You will learn about sound transmission class (STC) and how it is calculated and used in acoustic room design and building acoustics planning. We’ll also cover how sound blocking is applied in different types of buildings to meet specific acoustics goals.
Most importantly, we include specific direction on how to use different construction assemblies and materials hand in hand to manage interior noise and ultimately contribute to a healthy and productive experience for building occupants.
Acoustic insulation is one aspect of soundproofing your space; it is typically a component of a floor or wall assembly designed to ensure sound comfort for occupants. Managing the acoustics of a built environment, by its most simple definition, is done by either blocking or absorbing sound (one example being a sound barrier wall with acoustic insulation inside).

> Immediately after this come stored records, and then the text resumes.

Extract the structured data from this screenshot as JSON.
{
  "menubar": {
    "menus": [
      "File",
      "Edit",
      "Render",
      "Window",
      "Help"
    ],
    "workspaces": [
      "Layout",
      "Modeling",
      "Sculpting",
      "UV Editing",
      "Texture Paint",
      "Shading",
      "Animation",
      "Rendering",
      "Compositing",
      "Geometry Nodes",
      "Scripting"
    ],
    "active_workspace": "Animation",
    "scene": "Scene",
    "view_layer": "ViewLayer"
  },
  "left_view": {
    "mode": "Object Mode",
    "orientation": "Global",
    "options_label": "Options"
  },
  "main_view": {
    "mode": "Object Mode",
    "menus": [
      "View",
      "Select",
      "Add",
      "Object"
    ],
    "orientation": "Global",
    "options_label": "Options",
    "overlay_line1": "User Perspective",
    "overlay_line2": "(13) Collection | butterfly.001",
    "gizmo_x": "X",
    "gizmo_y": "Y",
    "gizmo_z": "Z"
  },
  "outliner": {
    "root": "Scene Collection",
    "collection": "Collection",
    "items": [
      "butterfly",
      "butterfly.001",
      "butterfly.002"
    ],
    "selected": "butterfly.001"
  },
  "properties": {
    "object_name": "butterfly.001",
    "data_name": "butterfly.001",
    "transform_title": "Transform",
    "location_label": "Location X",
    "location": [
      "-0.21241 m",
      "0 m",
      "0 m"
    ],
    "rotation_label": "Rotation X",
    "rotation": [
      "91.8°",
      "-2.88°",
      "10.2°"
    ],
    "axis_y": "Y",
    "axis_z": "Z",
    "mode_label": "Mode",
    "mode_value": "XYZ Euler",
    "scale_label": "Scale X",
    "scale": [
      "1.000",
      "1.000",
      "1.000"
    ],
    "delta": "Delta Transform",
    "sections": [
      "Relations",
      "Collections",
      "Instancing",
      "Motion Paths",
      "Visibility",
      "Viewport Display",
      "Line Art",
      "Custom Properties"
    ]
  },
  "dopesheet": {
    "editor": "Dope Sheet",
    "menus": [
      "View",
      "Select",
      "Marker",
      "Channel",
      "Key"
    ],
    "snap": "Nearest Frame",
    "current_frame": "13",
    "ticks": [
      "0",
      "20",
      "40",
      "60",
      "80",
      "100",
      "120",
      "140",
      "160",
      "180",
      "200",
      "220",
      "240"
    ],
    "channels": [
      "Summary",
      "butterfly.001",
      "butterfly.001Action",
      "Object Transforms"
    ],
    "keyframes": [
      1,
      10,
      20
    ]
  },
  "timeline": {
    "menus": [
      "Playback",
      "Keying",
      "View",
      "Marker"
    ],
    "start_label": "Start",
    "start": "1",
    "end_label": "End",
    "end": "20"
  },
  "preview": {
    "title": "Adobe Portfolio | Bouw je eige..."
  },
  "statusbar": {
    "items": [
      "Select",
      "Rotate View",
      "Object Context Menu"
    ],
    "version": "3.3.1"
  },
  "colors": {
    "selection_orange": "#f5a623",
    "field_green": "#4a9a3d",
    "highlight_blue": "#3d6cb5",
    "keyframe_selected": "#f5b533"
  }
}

Most acoustic home and building design plans include a combination of both to reduce the transmission of unwanted direct sound from the source. When it comes to blocking interior sound (we will also refer to this interchangeably as “sound isolation”), the materials selected to support the acoustics objectives matter as much as the design of the space itself.

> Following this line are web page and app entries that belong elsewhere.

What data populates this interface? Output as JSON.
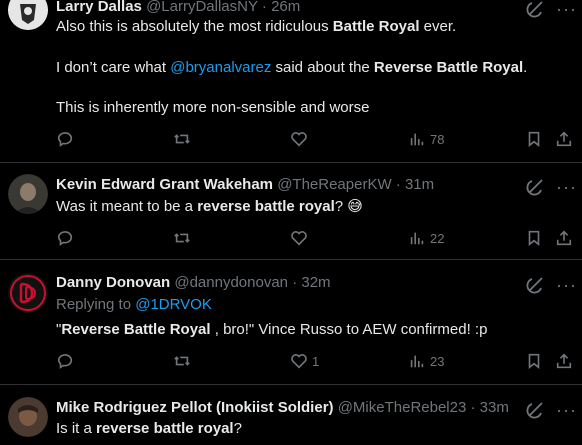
{
  "tweets": [
    {
      "name": "Larry Dallas",
      "handle": "@LarryDallasNY",
      "time": "26m",
      "lines": [
        {
          "parts": [
            {
              "t": "Also this is absolutely the most ridiculous "
            },
            {
              "t": "Battle Royal",
              "b": true
            },
            {
              "t": " ever."
            }
          ]
        },
        {
          "parts": [
            {
              "t": "I don’t care what "
            },
            {
              "t": "@bryanalvarez",
              "m": true
            },
            {
              "t": " said about the "
            },
            {
              "t": "Reverse Battle Royal",
              "b": true
            },
            {
              "t": "."
            }
          ]
        },
        {
          "parts": [
            {
              "t": "This is inherently more non-sensible and worse"
            }
          ]
        }
      ],
      "likes": "",
      "views": "78"
    },
    {
      "name": "Kevin Edward Grant Wakeham",
      "handle": "@TheReaperKW",
      "time": "31m",
      "lines": [
        {
          "parts": [
            {
              "t": "Was it meant to be a "
            },
            {
              "t": "reverse battle royal",
              "b": true
            },
            {
              "t": "? 😅"
            }
          ]
        }
      ],
      "likes": "",
      "views": "22"
    },
    {
      "name": "Danny Donovan",
      "handle": "@dannydonovan",
      "time": "32m",
      "replying_label": "Replying to",
      "replying_to": "@1DRVOK",
      "lines": [
        {
          "parts": [
            {
              "t": "\""
            },
            {
              "t": "Reverse Battle Royal",
              "b": true
            },
            {
              "t": " , bro!\" Vince Russo to AEW confirmed! :p"
            }
          ]
        }
      ],
      "likes": "1",
      "views": "23"
    },
    {
      "name": "Mike Rodriguez Pellot (Inokiist Soldier)",
      "handle": "@MikeTheRebel23",
      "time": "33m",
      "lines": [
        {
          "parts": [
            {
              "t": "Is it a "
            },
            {
              "t": "reverse battle royal",
              "b": true
            },
            {
              "t": "?"
            }
          ]
        }
      ]
    }
  ],
  "icons": {
    "reply": "reply-icon",
    "retweet": "retweet-icon",
    "like": "like-icon",
    "views": "views-icon",
    "bookmark": "bookmark-icon",
    "share": "share-icon",
    "grok": "grok-icon",
    "more": "more-icon"
  },
  "colors": {
    "background": "#000000",
    "text": "#e7e9ea",
    "muted": "#71767b",
    "link": "#1d9bf0",
    "divider": "#2f3336"
  }
}
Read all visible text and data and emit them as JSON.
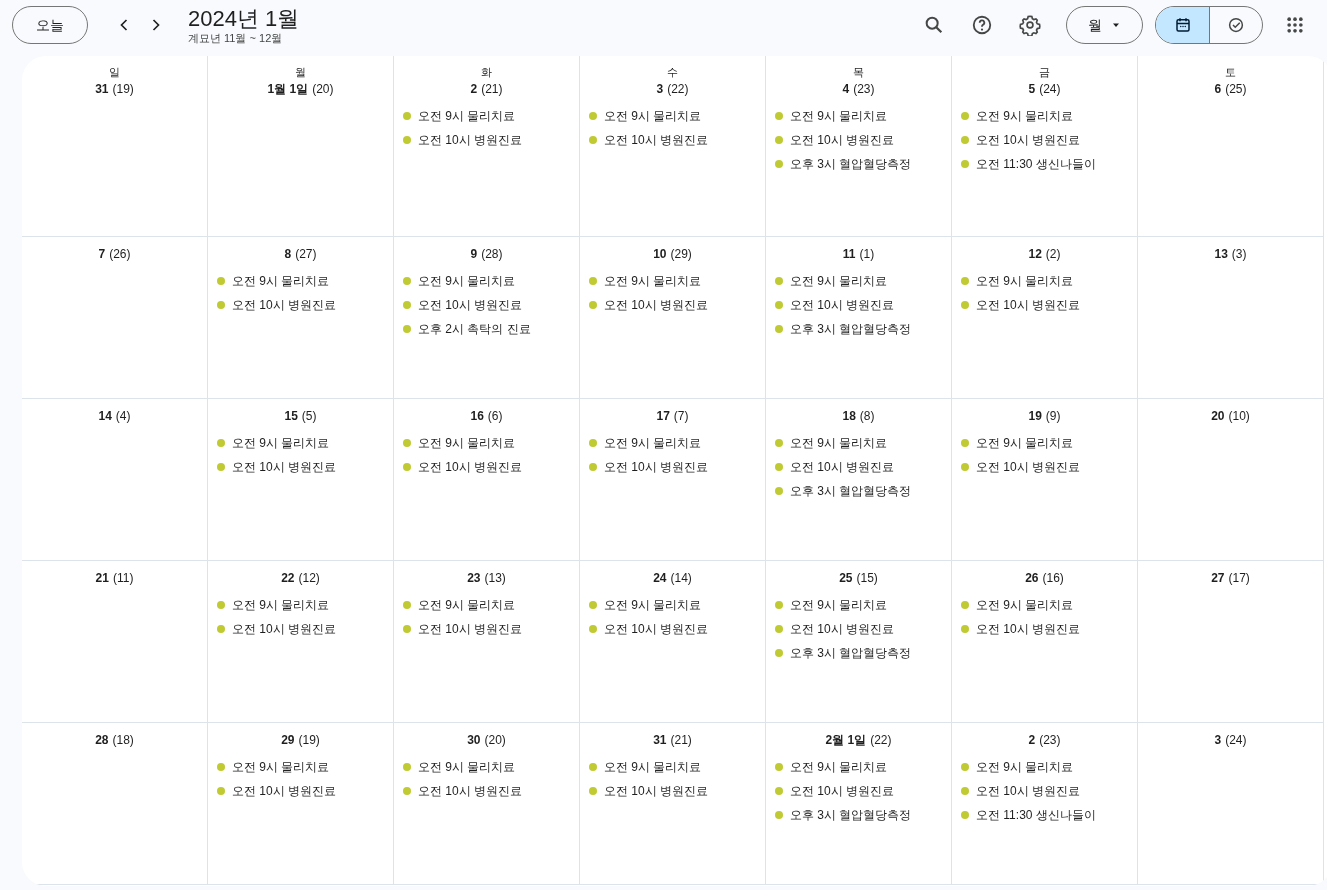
{
  "toolbar": {
    "today_button": "오늘",
    "title": "2024년 1월",
    "subtitle": "계묘년 11월 ~ 12월",
    "view_select": "월",
    "view_toggle": [
      {
        "kind": "calendar",
        "selected": true
      },
      {
        "kind": "tasks",
        "selected": false
      }
    ]
  },
  "weekdays": [
    "일",
    "월",
    "화",
    "수",
    "목",
    "금",
    "토"
  ],
  "weeks": [
    [
      {
        "day": "31",
        "lunar": "(19)"
      },
      {
        "day": "1월 1일",
        "lunar": "(20)"
      },
      {
        "day": "2",
        "lunar": "(21)",
        "events": [
          "오전 9시 물리치료",
          "오전 10시 병원진료"
        ]
      },
      {
        "day": "3",
        "lunar": "(22)",
        "events": [
          "오전 9시 물리치료",
          "오전 10시 병원진료"
        ]
      },
      {
        "day": "4",
        "lunar": "(23)",
        "events": [
          "오전 9시 물리치료",
          "오전 10시 병원진료",
          "오후 3시 혈압혈당측정"
        ]
      },
      {
        "day": "5",
        "lunar": "(24)",
        "events": [
          "오전 9시 물리치료",
          "오전 10시 병원진료",
          "오전 11:30 생신나들이"
        ]
      },
      {
        "day": "6",
        "lunar": "(25)"
      }
    ],
    [
      {
        "day": "7",
        "lunar": "(26)"
      },
      {
        "day": "8",
        "lunar": "(27)",
        "events": [
          "오전 9시 물리치료",
          "오전 10시 병원진료"
        ]
      },
      {
        "day": "9",
        "lunar": "(28)",
        "events": [
          "오전 9시 물리치료",
          "오전 10시 병원진료",
          "오후 2시 촉탁의 진료"
        ]
      },
      {
        "day": "10",
        "lunar": "(29)",
        "events": [
          "오전 9시 물리치료",
          "오전 10시 병원진료"
        ]
      },
      {
        "day": "11",
        "lunar": "(1)",
        "events": [
          "오전 9시 물리치료",
          "오전 10시 병원진료",
          "오후 3시 혈압혈당측정"
        ]
      },
      {
        "day": "12",
        "lunar": "(2)",
        "events": [
          "오전 9시 물리치료",
          "오전 10시 병원진료"
        ]
      },
      {
        "day": "13",
        "lunar": "(3)"
      }
    ],
    [
      {
        "day": "14",
        "lunar": "(4)"
      },
      {
        "day": "15",
        "lunar": "(5)",
        "events": [
          "오전 9시 물리치료",
          "오전 10시 병원진료"
        ]
      },
      {
        "day": "16",
        "lunar": "(6)",
        "events": [
          "오전 9시 물리치료",
          "오전 10시 병원진료"
        ]
      },
      {
        "day": "17",
        "lunar": "(7)",
        "events": [
          "오전 9시 물리치료",
          "오전 10시 병원진료"
        ]
      },
      {
        "day": "18",
        "lunar": "(8)",
        "events": [
          "오전 9시 물리치료",
          "오전 10시 병원진료",
          "오후 3시 혈압혈당측정"
        ]
      },
      {
        "day": "19",
        "lunar": "(9)",
        "events": [
          "오전 9시 물리치료",
          "오전 10시 병원진료"
        ]
      },
      {
        "day": "20",
        "lunar": "(10)"
      }
    ],
    [
      {
        "day": "21",
        "lunar": "(11)"
      },
      {
        "day": "22",
        "lunar": "(12)",
        "events": [
          "오전 9시 물리치료",
          "오전 10시 병원진료"
        ]
      },
      {
        "day": "23",
        "lunar": "(13)",
        "events": [
          "오전 9시 물리치료",
          "오전 10시 병원진료"
        ]
      },
      {
        "day": "24",
        "lunar": "(14)",
        "events": [
          "오전 9시 물리치료",
          "오전 10시 병원진료"
        ]
      },
      {
        "day": "25",
        "lunar": "(15)",
        "events": [
          "오전 9시 물리치료",
          "오전 10시 병원진료",
          "오후 3시 혈압혈당측정"
        ]
      },
      {
        "day": "26",
        "lunar": "(16)",
        "events": [
          "오전 9시 물리치료",
          "오전 10시 병원진료"
        ]
      },
      {
        "day": "27",
        "lunar": "(17)"
      }
    ],
    [
      {
        "day": "28",
        "lunar": "(18)"
      },
      {
        "day": "29",
        "lunar": "(19)",
        "events": [
          "오전 9시 물리치료",
          "오전 10시 병원진료"
        ]
      },
      {
        "day": "30",
        "lunar": "(20)",
        "events": [
          "오전 9시 물리치료",
          "오전 10시 병원진료"
        ]
      },
      {
        "day": "31",
        "lunar": "(21)",
        "events": [
          "오전 9시 물리치료",
          "오전 10시 병원진료"
        ]
      },
      {
        "day": "2월 1일",
        "lunar": "(22)",
        "events": [
          "오전 9시 물리치료",
          "오전 10시 병원진료",
          "오후 3시 혈압혈당측정"
        ]
      },
      {
        "day": "2",
        "lunar": "(23)",
        "events": [
          "오전 9시 물리치료",
          "오전 10시 병원진료",
          "오전 11:30 생신나들이"
        ]
      },
      {
        "day": "3",
        "lunar": "(24)"
      }
    ]
  ]
}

While “blocking” is the more commonly used term, sound isolation is the ability to block sound transmission from one room or area to another (between the source and the receiver). This may also be needed in instances where the room is upstairs or right next door.
Blocking (sound isolation) occurs when sound bounces off of hard, reflective materials in a space, whether on the ceiling, walls or partitions, windows, or the floor.

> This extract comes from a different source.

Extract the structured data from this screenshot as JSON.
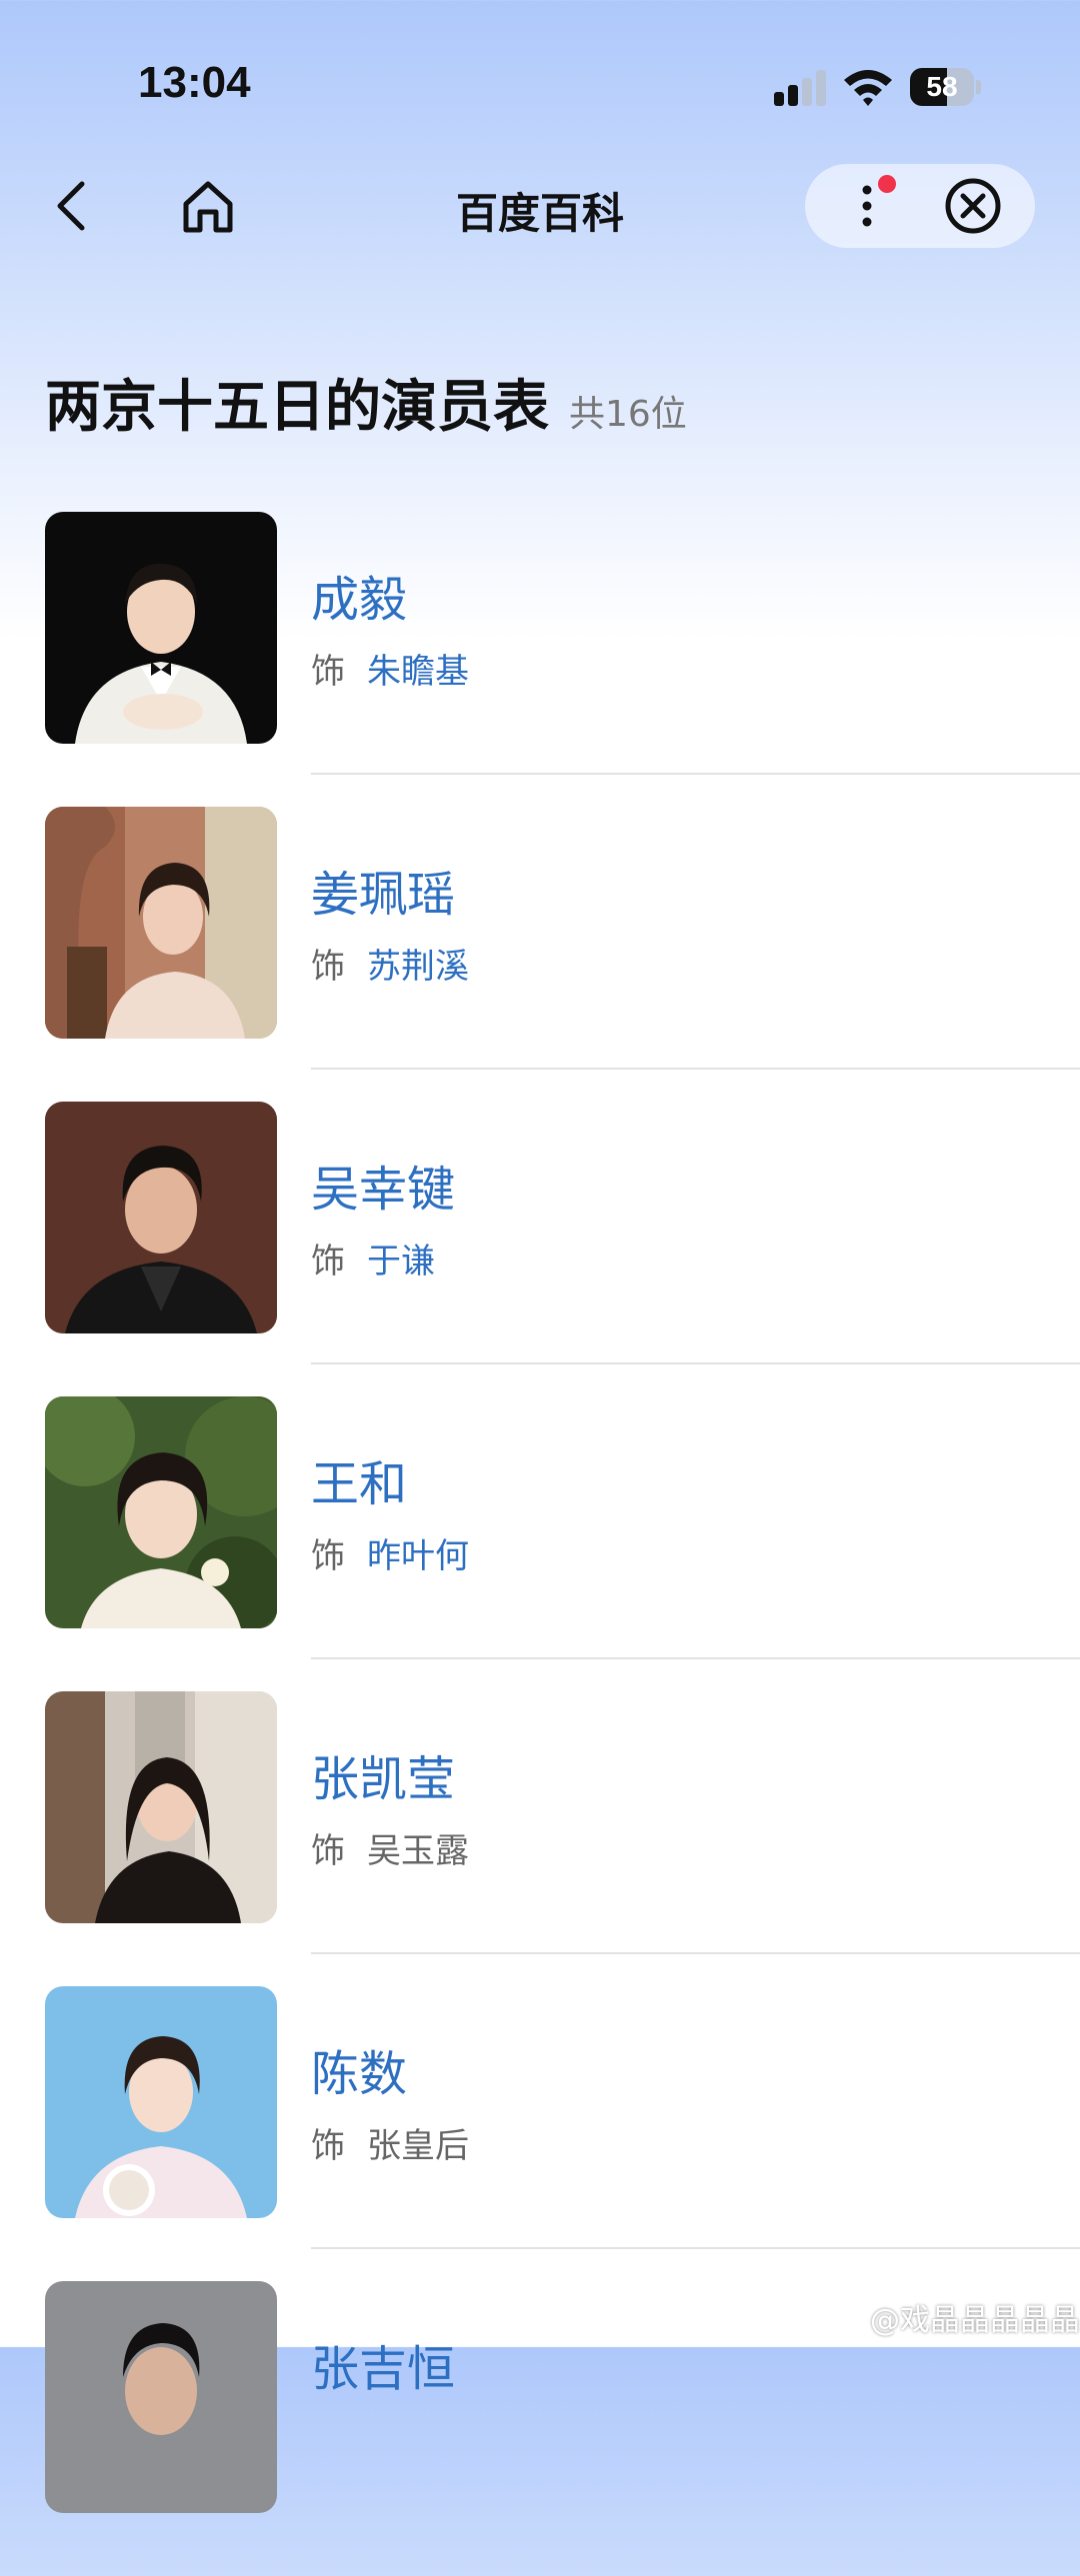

Absorption, conversely, is what happens when a material has the ability to absorb and dampen the sound. Softer materials, such as carpets, fabric panels or perforated ceiling tiles, are most often used for this purpose.
The design approach to be considered for sound isolation is separating (or decoupling) assembly materials to stop the transfer of sound energy. This soundproofing technique is often used in “floating” walls or floors but doesn’t have to be done by constructing a massive concrete slab or wall.
There are several types of sound isolation including room-to-room, one-way sound, vertical airborne sound, and impact sound.